One evening, a couple from Texas drove by our workshop in Bridgewater, Vermont, and stopped in with an assignment: Make us a piece of furniture that is one whole piece whilst we are alive, but that, when we move along, we can divide it and leave to our four daughters.
What is more, they wanted it to be made from mesquite from their ranch. They called the manager on their ranch right there and had a piece overnighted to us. They said they would be back tomorrow to see what ideas we had.
Us being who we are — hungry (and thirsty) furniture makers — we wracked our brains, had a few beers, and worked our way through several sketch pads (and brain cells).
We came up with this piece, made by then employee and now Guild member, Pete Michelinie.
About the Table
The whole log of mesquite was shipped to Wrights’ sawmill in White River Junction, Vermont. Richard Wright called me at that point and told me that he had just received a load of what he deemed to be “firewood.” We went to look, and with our untainted professional eye and a deposit check in hand for a large sum of money, deemed it to be superb, and had Richard saw it up into the most suitable thicknesses.
Pete outdid himself hiding the blemishes and creating this masterwork out of a pile of semi-rotten wood. To add to the excitement, each “quarter-lune” had a lockable drawer, and in that drawer was a message, laser carved into the bottom of the drawer, from the parents to each daughter, only to be opened after the parents’ departure from this world (as we know it). What is more, each pair of legs had the initials of each daughter.
We out-did ourselves, I think, except for one glitch. We discovered, on the day prior to shipping, a tiny, barely noticeable spelling error in one of the messages in the drawer. The messages were about 50 words each. This is after four sets of people, including the customer, had inspected the proofs. Would we let it go, or remove the drawer bottom, and have it completely re-engraved?

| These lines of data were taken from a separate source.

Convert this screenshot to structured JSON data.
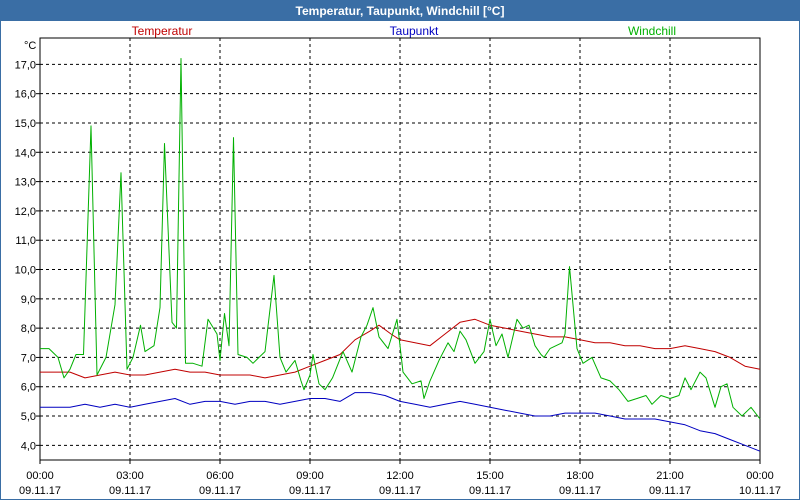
{
  "window": {
    "title": "Temperatur, Taupunkt, Windchill [°C]"
  },
  "chart_data": {
    "type": "line",
    "title": "Temperatur, Taupunkt, Windchill [°C]",
    "ylabel": "°C",
    "ylim": [
      3.5,
      17.9
    ],
    "yticks": [
      "4,0",
      "5,0",
      "6,0",
      "7,0",
      "8,0",
      "9,0",
      "10,0",
      "11,0",
      "12,0",
      "13,0",
      "14,0",
      "15,0",
      "16,0",
      "17,0"
    ],
    "xticks": [
      {
        "time": "00:00",
        "date": "09.11.17"
      },
      {
        "time": "03:00",
        "date": "09.11.17"
      },
      {
        "time": "06:00",
        "date": "09.11.17"
      },
      {
        "time": "09:00",
        "date": "09.11.17"
      },
      {
        "time": "12:00",
        "date": "09.11.17"
      },
      {
        "time": "15:00",
        "date": "09.11.17"
      },
      {
        "time": "18:00",
        "date": "09.11.17"
      },
      {
        "time": "21:00",
        "date": "09.11.17"
      },
      {
        "time": "00:00",
        "date": "10.11.17"
      }
    ],
    "x_unit": "hours since 00:00 09.11.17",
    "grid": true,
    "legend_position": "top",
    "series": [
      {
        "name": "Temperatur",
        "color": "#c00000",
        "points": [
          [
            0,
            6.5
          ],
          [
            0.5,
            6.5
          ],
          [
            1,
            6.5
          ],
          [
            1.5,
            6.3
          ],
          [
            2,
            6.4
          ],
          [
            2.5,
            6.5
          ],
          [
            3,
            6.4
          ],
          [
            3.5,
            6.4
          ],
          [
            4,
            6.5
          ],
          [
            4.5,
            6.6
          ],
          [
            5,
            6.5
          ],
          [
            5.5,
            6.5
          ],
          [
            6,
            6.4
          ],
          [
            6.5,
            6.4
          ],
          [
            7,
            6.4
          ],
          [
            7.5,
            6.3
          ],
          [
            8,
            6.4
          ],
          [
            8.5,
            6.5
          ],
          [
            9,
            6.7
          ],
          [
            9.5,
            6.9
          ],
          [
            10,
            7.1
          ],
          [
            10.5,
            7.6
          ],
          [
            11,
            7.9
          ],
          [
            11.3,
            8.1
          ],
          [
            11.7,
            7.8
          ],
          [
            12,
            7.6
          ],
          [
            12.5,
            7.5
          ],
          [
            13,
            7.4
          ],
          [
            13.5,
            7.8
          ],
          [
            14,
            8.2
          ],
          [
            14.5,
            8.3
          ],
          [
            15,
            8.1
          ],
          [
            15.5,
            8.0
          ],
          [
            16,
            7.9
          ],
          [
            16.5,
            7.8
          ],
          [
            17,
            7.7
          ],
          [
            17.5,
            7.7
          ],
          [
            18,
            7.6
          ],
          [
            18.5,
            7.5
          ],
          [
            19,
            7.5
          ],
          [
            19.5,
            7.4
          ],
          [
            20,
            7.4
          ],
          [
            20.5,
            7.3
          ],
          [
            21,
            7.3
          ],
          [
            21.5,
            7.4
          ],
          [
            22,
            7.3
          ],
          [
            22.5,
            7.2
          ],
          [
            23,
            7.0
          ],
          [
            23.5,
            6.7
          ],
          [
            24,
            6.6
          ]
        ]
      },
      {
        "name": "Taupunkt",
        "color": "#0000c0",
        "points": [
          [
            0,
            5.3
          ],
          [
            0.5,
            5.3
          ],
          [
            1,
            5.3
          ],
          [
            1.5,
            5.4
          ],
          [
            2,
            5.3
          ],
          [
            2.5,
            5.4
          ],
          [
            3,
            5.3
          ],
          [
            3.5,
            5.4
          ],
          [
            4,
            5.5
          ],
          [
            4.5,
            5.6
          ],
          [
            5,
            5.4
          ],
          [
            5.5,
            5.5
          ],
          [
            6,
            5.5
          ],
          [
            6.5,
            5.4
          ],
          [
            7,
            5.5
          ],
          [
            7.5,
            5.5
          ],
          [
            8,
            5.4
          ],
          [
            8.5,
            5.5
          ],
          [
            9,
            5.6
          ],
          [
            9.5,
            5.6
          ],
          [
            10,
            5.5
          ],
          [
            10.5,
            5.8
          ],
          [
            11,
            5.8
          ],
          [
            11.5,
            5.7
          ],
          [
            12,
            5.5
          ],
          [
            12.5,
            5.4
          ],
          [
            13,
            5.3
          ],
          [
            13.5,
            5.4
          ],
          [
            14,
            5.5
          ],
          [
            14.5,
            5.4
          ],
          [
            15,
            5.3
          ],
          [
            15.5,
            5.2
          ],
          [
            16,
            5.1
          ],
          [
            16.5,
            5.0
          ],
          [
            17,
            5.0
          ],
          [
            17.5,
            5.1
          ],
          [
            18,
            5.1
          ],
          [
            18.5,
            5.1
          ],
          [
            19,
            5.0
          ],
          [
            19.5,
            4.9
          ],
          [
            20,
            4.9
          ],
          [
            20.5,
            4.9
          ],
          [
            21,
            4.8
          ],
          [
            21.5,
            4.7
          ],
          [
            22,
            4.5
          ],
          [
            22.5,
            4.4
          ],
          [
            23,
            4.2
          ],
          [
            23.5,
            4.0
          ],
          [
            24,
            3.8
          ]
        ]
      },
      {
        "name": "Windchill",
        "color": "#00b000",
        "points": [
          [
            0,
            7.3
          ],
          [
            0.3,
            7.3
          ],
          [
            0.6,
            7.0
          ],
          [
            0.8,
            6.3
          ],
          [
            1.0,
            6.6
          ],
          [
            1.2,
            7.1
          ],
          [
            1.45,
            7.1
          ],
          [
            1.7,
            14.9
          ],
          [
            1.9,
            6.4
          ],
          [
            2.2,
            7.0
          ],
          [
            2.5,
            8.8
          ],
          [
            2.7,
            13.3
          ],
          [
            2.9,
            6.6
          ],
          [
            3.1,
            7.0
          ],
          [
            3.35,
            8.1
          ],
          [
            3.5,
            7.2
          ],
          [
            3.8,
            7.4
          ],
          [
            4.0,
            8.7
          ],
          [
            4.15,
            14.3
          ],
          [
            4.4,
            8.2
          ],
          [
            4.55,
            8.0
          ],
          [
            4.7,
            17.2
          ],
          [
            4.85,
            6.8
          ],
          [
            5.1,
            6.8
          ],
          [
            5.4,
            6.7
          ],
          [
            5.6,
            8.3
          ],
          [
            5.9,
            7.8
          ],
          [
            6.0,
            6.9
          ],
          [
            6.15,
            8.5
          ],
          [
            6.3,
            7.4
          ],
          [
            6.45,
            14.5
          ],
          [
            6.6,
            7.1
          ],
          [
            6.9,
            7.0
          ],
          [
            7.1,
            6.8
          ],
          [
            7.3,
            7.0
          ],
          [
            7.5,
            7.2
          ],
          [
            7.8,
            9.8
          ],
          [
            8.0,
            7.0
          ],
          [
            8.2,
            6.5
          ],
          [
            8.5,
            6.9
          ],
          [
            8.7,
            6.2
          ],
          [
            8.8,
            5.9
          ],
          [
            9.0,
            6.4
          ],
          [
            9.1,
            7.1
          ],
          [
            9.3,
            6.1
          ],
          [
            9.5,
            5.9
          ],
          [
            9.75,
            6.3
          ],
          [
            10.1,
            7.2
          ],
          [
            10.4,
            6.5
          ],
          [
            10.7,
            7.7
          ],
          [
            10.9,
            8.1
          ],
          [
            11.1,
            8.7
          ],
          [
            11.3,
            7.7
          ],
          [
            11.6,
            7.3
          ],
          [
            11.9,
            8.3
          ],
          [
            12.1,
            6.5
          ],
          [
            12.4,
            6.1
          ],
          [
            12.7,
            6.2
          ],
          [
            12.8,
            5.6
          ],
          [
            13.0,
            6.2
          ],
          [
            13.3,
            6.9
          ],
          [
            13.6,
            7.5
          ],
          [
            13.8,
            7.2
          ],
          [
            14.0,
            7.9
          ],
          [
            14.2,
            7.6
          ],
          [
            14.5,
            6.8
          ],
          [
            14.8,
            7.2
          ],
          [
            15.0,
            8.3
          ],
          [
            15.2,
            7.4
          ],
          [
            15.4,
            7.8
          ],
          [
            15.6,
            7.0
          ],
          [
            15.9,
            8.3
          ],
          [
            16.1,
            8.0
          ],
          [
            16.3,
            8.1
          ],
          [
            16.5,
            7.4
          ],
          [
            16.7,
            7.1
          ],
          [
            16.8,
            7.0
          ],
          [
            17.0,
            7.3
          ],
          [
            17.2,
            7.4
          ],
          [
            17.4,
            7.5
          ],
          [
            17.5,
            7.8
          ],
          [
            17.65,
            10.1
          ],
          [
            17.9,
            7.3
          ],
          [
            18.1,
            6.8
          ],
          [
            18.4,
            7.0
          ],
          [
            18.7,
            6.3
          ],
          [
            19.0,
            6.2
          ],
          [
            19.3,
            5.9
          ],
          [
            19.6,
            5.5
          ],
          [
            19.9,
            5.6
          ],
          [
            20.2,
            5.7
          ],
          [
            20.4,
            5.4
          ],
          [
            20.7,
            5.7
          ],
          [
            21.0,
            5.6
          ],
          [
            21.3,
            5.7
          ],
          [
            21.5,
            6.3
          ],
          [
            21.7,
            5.9
          ],
          [
            22.0,
            6.5
          ],
          [
            22.2,
            6.3
          ],
          [
            22.5,
            5.3
          ],
          [
            22.7,
            6.0
          ],
          [
            22.9,
            6.1
          ],
          [
            23.1,
            5.3
          ],
          [
            23.4,
            5.0
          ],
          [
            23.7,
            5.3
          ],
          [
            24,
            4.9
          ]
        ]
      }
    ]
  }
}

With a determined set to my jaw, and staring sadly into the long distance, I decided that our reputation, at least in the long term future, and for my son’s future, rested on our ability to “get it right.”
Now the world knows.